§ **Data about app and page elements**

[Start of section]

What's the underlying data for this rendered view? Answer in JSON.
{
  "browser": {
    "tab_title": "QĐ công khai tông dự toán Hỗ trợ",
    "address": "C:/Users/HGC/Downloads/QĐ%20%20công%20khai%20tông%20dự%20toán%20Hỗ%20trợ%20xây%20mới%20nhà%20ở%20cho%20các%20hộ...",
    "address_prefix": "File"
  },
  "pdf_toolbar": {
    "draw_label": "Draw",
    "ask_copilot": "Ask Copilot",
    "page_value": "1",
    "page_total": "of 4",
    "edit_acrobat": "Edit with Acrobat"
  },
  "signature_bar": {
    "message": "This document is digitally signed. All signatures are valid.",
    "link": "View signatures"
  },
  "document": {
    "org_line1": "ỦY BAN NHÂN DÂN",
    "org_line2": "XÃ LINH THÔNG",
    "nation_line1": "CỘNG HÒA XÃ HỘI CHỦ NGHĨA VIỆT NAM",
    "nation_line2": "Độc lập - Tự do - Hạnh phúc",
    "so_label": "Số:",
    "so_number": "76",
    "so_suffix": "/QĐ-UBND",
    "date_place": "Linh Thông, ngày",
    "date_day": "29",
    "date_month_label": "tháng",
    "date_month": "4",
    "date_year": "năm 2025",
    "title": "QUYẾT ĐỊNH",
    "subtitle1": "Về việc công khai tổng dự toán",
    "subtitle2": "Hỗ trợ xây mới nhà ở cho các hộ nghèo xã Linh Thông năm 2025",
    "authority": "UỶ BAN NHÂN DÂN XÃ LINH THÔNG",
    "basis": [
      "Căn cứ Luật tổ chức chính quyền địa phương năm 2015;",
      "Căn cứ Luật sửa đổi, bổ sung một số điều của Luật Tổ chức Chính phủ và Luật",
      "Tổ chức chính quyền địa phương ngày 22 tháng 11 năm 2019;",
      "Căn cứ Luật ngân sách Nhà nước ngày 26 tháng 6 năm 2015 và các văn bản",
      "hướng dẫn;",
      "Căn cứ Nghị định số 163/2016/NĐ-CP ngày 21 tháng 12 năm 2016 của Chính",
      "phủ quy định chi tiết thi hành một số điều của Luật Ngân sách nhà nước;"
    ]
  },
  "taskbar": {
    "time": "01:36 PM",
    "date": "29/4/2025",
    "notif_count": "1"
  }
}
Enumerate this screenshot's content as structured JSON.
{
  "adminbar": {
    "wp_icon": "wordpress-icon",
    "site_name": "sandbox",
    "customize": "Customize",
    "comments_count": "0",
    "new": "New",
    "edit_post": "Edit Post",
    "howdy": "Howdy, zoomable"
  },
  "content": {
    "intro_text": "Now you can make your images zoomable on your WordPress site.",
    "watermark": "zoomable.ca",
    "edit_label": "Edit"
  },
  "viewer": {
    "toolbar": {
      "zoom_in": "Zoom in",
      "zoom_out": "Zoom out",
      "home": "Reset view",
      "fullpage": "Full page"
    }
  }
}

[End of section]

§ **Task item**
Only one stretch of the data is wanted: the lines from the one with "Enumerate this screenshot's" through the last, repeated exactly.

§ **Response**
Enumerate this screenshot's content as structured JSON.
{
  "adminbar": {
    "wp_icon": "wordpress-icon",
    "site_name": "sandbox",
    "customize": "Customize",
    "comments_count": "0",
    "new": "New",
    "edit_post": "Edit Post",
    "howdy": "Howdy, zoomable"
  },
  "content": {
    "intro_text": "Now you can make your images zoomable on your WordPress site.",
    "watermark": "zoomable.ca",
    "edit_label": "Edit"
  },
  "viewer": {
    "toolbar": {
      "zoom_in": "Zoom in",
      "zoom_out": "Zoom out",
      "home": "Reset view",
      "fullpage": "Full page"
    }
  }
}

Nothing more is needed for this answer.